If I ever start a fifth (no, wait, sixth? seventh?) career as an English teacher, I will happily drive my students crazy. I’m sure they already deserve it, whoever and wherever they are.
Lesson for the day: you do not throw yourself into your sword (or any other sharp implement). The word you are vainly searching for is “onto.” You throw yourself onto your sword, such as in the example of King Saul. He threw himself onto his sword. You very well may throw yourself into a foxhole, a privy, a nest of adders, or a slough of despond. I suppose you might throw yourself into a fury, though I feel much more comfortable with working yourself into a fury. You work yourself into a job (if you have the determination); you might work yourself onto a job if it’s a site-specific job, but I would avoid that if possible.
Lord knows I’m guilty every now and then, but this isn’t one of those cases where he who is without sin is not allowed to critique. The almost-right word is not the right word. Lightning is not the same as a lightning bug (thank you, Mr. Twain). A fire hydrant isn’t a hydra, even if the hydra happens to be on fire. If you take the elevator, it very well might elevate her if your girlfriend is along, but only if you’re both going up, but that doesn’t mean she’s an elevator (though there is a case to be made for that if she has a net positive effect on your spirits).

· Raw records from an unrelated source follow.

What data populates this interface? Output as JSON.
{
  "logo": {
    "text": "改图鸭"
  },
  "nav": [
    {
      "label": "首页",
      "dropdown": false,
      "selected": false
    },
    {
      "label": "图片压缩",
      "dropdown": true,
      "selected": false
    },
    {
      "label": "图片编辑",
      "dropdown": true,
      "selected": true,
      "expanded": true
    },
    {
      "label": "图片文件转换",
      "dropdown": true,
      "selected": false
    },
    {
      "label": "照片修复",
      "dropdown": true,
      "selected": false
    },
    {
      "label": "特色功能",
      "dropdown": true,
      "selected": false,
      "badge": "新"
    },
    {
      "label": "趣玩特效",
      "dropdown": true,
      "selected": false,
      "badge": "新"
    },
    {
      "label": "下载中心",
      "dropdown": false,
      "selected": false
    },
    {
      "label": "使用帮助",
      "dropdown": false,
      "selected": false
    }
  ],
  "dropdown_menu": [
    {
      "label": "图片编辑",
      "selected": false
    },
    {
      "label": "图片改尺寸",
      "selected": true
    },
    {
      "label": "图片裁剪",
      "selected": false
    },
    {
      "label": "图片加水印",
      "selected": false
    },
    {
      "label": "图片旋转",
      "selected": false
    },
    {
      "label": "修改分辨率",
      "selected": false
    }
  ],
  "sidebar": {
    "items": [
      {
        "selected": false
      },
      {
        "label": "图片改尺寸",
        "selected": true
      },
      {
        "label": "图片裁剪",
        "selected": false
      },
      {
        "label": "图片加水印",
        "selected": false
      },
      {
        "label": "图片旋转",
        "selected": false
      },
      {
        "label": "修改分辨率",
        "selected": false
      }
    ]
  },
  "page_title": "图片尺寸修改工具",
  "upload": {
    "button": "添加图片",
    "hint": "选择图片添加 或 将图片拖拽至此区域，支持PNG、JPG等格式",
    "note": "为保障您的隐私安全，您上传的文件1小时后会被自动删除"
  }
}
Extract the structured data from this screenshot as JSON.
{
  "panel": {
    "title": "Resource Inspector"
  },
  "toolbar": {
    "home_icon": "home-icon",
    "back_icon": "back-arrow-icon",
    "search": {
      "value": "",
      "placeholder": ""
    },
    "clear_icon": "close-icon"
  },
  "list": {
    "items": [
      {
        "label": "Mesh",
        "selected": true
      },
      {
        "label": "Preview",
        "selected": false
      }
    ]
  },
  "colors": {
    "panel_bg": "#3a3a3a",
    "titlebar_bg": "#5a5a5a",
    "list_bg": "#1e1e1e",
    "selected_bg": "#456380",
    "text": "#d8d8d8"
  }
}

Speaking of which, don’t ever address a group of people as “you guys” if my mother happens to be in that group of people. You will most assuredly be called on the carpet (whether you’re standing on one or not) for your slaughter of what is historically a gender-specific word. I assume that never happens in the deep South.